OPINION FILED MAY 27, 1970.
ILLINOIS CRIME INVESTIGATING COMMISSION, APPELLEE,
ALBERT SARNO ET AL., APPELLANTS.
APPEAL from the Circuit Court of Cook County; the Hon. EDWARD
J. EGAN, Judge, presiding.
MR. JUSTICE CREBS DELIVERED THE OPINION OF THE COURT:
On February 8, 1968, the circuit court of Cook County ordered the defendants to appear before the Illinois Crime Commission and answer questions put to them by the Commission which was then investigating "juice" rackets. The defendants appeared before the Commission but invoked the fifth amendment to all questions asked. On March 21, 1968 the Commission moved the circuit court to enter an order pursuant to section 14 of the Illinois Crime Investigating Commission Act (Ill. Rev. Stat. 1967, ch. 38, par. 203-14) releasing the defendants from all liability to be prosecuted for any testimony they might give before the Commission and compelling the defendants to appear before the Commission and answer such questions as may be put to them. On January 30, 1969, the circuit court granted the motion.
Pursuant to the court's order, defendants appeared before the Commission but again invoked the fifth amendment. On May 9, 1969 the court entered judgment finding defendants in contempt of court and sentenced them to a term of six months in jail.
Defendants appeal from the judgment finding them guilty of contempt of court on several grounds. The first is that the circuit court was without jurisdiction to grant an express order of immunity under section 203-14 of the Illinois Crime Investigating Commission Act. Hence, the defendants argue, the entire order of the circuit court was void. While we agree that nowhere in section 203-14 is the circuit court given the express power to grant immunity to the defendants, we cannot agree that the order of the circuit court was void. The statute clearly gives the circuit court the power to compel the defendants to appear before the Commission and answer questions. The fact that the court also granted the defendants immunity would not deprive it of jurisdiction to order the defendants to appear before the Commission and answer its questions. By statute, immunity would attach as soon as the defendants would comply with the order and answer questions.
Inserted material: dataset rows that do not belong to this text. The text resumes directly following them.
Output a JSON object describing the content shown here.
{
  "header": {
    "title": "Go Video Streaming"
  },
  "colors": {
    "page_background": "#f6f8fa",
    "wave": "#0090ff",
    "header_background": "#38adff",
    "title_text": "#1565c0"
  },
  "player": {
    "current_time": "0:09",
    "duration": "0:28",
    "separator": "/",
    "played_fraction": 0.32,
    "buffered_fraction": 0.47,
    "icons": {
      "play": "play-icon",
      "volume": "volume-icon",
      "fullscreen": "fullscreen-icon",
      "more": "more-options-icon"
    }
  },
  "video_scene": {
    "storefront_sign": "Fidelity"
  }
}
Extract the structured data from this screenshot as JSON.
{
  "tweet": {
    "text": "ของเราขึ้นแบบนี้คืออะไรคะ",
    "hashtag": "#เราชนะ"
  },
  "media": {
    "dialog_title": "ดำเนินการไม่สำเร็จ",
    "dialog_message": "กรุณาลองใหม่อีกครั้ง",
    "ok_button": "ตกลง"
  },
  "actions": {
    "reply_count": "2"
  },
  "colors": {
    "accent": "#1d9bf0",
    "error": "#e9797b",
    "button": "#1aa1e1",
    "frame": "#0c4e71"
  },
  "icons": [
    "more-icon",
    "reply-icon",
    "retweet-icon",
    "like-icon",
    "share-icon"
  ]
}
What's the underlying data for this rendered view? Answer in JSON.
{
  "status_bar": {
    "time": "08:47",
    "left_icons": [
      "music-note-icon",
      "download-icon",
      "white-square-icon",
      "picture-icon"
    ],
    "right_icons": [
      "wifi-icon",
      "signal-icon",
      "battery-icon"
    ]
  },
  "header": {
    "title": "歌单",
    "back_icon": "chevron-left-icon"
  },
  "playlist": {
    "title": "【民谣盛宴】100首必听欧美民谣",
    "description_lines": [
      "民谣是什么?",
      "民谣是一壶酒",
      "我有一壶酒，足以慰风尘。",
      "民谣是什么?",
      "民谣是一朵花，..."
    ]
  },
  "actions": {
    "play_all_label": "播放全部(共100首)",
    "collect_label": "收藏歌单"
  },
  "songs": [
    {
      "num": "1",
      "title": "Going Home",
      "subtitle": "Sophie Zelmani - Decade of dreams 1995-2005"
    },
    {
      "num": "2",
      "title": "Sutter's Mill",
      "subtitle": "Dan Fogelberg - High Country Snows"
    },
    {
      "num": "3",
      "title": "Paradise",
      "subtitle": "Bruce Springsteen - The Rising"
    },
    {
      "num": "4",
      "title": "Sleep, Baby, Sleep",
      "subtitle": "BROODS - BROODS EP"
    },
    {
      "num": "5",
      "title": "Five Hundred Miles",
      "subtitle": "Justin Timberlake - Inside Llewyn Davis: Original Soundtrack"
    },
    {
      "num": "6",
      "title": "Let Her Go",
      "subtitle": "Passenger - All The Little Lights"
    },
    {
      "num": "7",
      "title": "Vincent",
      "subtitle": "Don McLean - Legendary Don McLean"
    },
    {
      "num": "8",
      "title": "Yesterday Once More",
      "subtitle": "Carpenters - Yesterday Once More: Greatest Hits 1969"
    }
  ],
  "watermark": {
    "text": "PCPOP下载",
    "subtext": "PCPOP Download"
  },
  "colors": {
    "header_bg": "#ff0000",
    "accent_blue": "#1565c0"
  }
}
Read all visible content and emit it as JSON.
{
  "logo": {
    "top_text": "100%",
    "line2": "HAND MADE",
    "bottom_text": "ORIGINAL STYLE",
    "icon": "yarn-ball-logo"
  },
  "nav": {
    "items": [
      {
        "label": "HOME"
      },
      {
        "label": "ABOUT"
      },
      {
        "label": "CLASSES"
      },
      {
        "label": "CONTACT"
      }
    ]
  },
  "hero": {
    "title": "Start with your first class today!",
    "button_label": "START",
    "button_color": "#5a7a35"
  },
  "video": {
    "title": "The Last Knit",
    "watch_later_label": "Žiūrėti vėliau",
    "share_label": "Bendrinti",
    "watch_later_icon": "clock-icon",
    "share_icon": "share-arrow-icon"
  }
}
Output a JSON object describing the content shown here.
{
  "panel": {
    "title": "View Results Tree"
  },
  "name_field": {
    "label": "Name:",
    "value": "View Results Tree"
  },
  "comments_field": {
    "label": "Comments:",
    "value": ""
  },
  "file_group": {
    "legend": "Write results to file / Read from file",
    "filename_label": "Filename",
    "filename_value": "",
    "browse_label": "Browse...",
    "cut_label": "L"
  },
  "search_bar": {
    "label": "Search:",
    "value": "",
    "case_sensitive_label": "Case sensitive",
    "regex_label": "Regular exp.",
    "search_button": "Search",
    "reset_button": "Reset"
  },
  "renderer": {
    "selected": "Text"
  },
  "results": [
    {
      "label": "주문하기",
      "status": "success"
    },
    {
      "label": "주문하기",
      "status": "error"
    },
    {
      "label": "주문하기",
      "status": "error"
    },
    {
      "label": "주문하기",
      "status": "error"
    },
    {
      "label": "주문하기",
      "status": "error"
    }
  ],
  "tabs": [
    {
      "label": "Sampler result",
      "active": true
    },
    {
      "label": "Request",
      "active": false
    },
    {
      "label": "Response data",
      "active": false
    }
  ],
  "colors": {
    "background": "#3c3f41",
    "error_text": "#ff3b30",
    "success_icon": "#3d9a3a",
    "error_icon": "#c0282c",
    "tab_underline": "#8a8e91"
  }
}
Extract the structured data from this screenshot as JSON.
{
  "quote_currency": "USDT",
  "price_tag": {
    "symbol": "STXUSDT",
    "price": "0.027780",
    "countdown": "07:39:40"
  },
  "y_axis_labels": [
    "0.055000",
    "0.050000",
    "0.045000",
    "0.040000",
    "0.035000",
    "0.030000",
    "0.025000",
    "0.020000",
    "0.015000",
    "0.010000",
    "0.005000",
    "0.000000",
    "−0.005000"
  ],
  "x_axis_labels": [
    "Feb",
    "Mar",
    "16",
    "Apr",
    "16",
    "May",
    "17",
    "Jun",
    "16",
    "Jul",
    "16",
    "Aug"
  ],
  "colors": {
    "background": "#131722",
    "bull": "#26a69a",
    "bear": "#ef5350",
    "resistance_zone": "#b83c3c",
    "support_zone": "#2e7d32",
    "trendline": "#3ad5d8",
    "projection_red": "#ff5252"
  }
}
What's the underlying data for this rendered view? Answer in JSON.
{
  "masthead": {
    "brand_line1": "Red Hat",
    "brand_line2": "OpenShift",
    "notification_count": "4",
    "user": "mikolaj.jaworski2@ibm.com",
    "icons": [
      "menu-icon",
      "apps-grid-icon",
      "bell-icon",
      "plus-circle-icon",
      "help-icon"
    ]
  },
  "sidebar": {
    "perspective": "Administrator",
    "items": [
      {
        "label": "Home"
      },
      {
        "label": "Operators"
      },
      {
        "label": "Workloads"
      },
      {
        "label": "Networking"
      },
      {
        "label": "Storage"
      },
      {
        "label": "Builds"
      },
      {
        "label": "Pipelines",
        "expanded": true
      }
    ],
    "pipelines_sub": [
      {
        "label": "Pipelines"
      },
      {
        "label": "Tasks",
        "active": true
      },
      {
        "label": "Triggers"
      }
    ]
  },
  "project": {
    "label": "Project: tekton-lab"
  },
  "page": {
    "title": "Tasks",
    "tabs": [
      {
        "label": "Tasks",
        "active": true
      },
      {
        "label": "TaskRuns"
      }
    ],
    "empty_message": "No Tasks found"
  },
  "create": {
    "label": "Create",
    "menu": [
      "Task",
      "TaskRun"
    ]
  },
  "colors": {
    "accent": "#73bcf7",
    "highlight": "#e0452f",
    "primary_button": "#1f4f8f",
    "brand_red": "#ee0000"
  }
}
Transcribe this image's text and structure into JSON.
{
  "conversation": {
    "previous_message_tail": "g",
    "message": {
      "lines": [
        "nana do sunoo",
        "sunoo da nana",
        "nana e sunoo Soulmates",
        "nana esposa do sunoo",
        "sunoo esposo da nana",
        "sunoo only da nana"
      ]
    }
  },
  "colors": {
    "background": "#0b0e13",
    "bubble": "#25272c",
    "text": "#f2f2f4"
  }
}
Defendants next argue that the immunity protection of section 203-14 is not as broad in scope as the fifth amendment of the United States constitution. Therefore, the defendants claim that they were justified in invoking the fifth amendment a second time before the Commission. Defendants rely on Hoffman v. United States, 341 U.S. 479, 95 L.Ed. 1118, 71 S.Ct. 814, in support of their contention. That case held a witness is protected by the fifth amendment from compelled testimony unless "* * * it is perfectly clear, from a careful consideration of all the circumstances in the case that the witness is mistaken, and that the answer cannot possibly have such tendency to incriminate". Defendants contrast this language with section 203-14 which reads:
"The court shall not order any such person to testify or produce evidence if it reasonably appears to the court that such testimony or evidence, documentary or otherwise, would subject such witness to an indictment, information or prosecution (except for perjury committed in the giving of such testimony or the producing of such evidence) under the laws of another State or of the United States."
The defendants assert the "reasonably certain" standard in section 203-14 is narrower in scope than the "perfectly clear" standard in Hoffman v. United States. Fifth amendment rights being guaranteed by the Federal constitution, the construction placed upon these rights by the United States Supreme Court is the highest authority and is binding upon these defendants. By its decision in Murphy v. Waterfront Commission of New York Harbor, 378 U.S. 52, 12 L.Ed.2d 678, 84 S.Ct. 1594, that court has made it perfectly clear that the full scope of fifth amendment protection is granted to any witness who is compelled to testify. In that case the court, being faced with the issue whether "* * * one jurisdiction within our federal structure may compel a witness, whom it has immunized from prosecution under its laws, to give testimony which might then be used to convict him of a crime against another such jurisdiction", held that "* * * the constitutional privilege against self-incrimination protects a state witness against incrimination under federal as well as state law * * *". L.Ed.2d at pp. 680, 694.
We find no merit in defendants' third contention that the State did not affirmatively demonstrate to the defendants that immunity from prosecution was available to them. The Commission, in its motion to have the defendants answer questions put to them by the Commission, specifically mentioned section 203-14. That section grants immunity to the defendants from further prosecutions. That this immunity is co-extensive with the fifth amendment has been established by the holding of Murphy v. Waterfront Commission. The defendants demonstrated that they were well aware of the immunity available to them in their motion to dismiss the Commission's motion where they cited both section 203-14 and the Murphy decision.
The defendants' final argument is that because the information upon which some questions before the Commission was based was obtained from records which a court had previously suppressed, the questions put to them were improper. That argument overlooks the fact that the Crime Commission hearings do not constitute criminal proceedings of any kind. Rather the Commission is an arm of the legislature directed to investigate organized crime. For these reasons the motion to remand for hearing, which was taken with the case, is denied.
© 2002 VersusLaw Inc.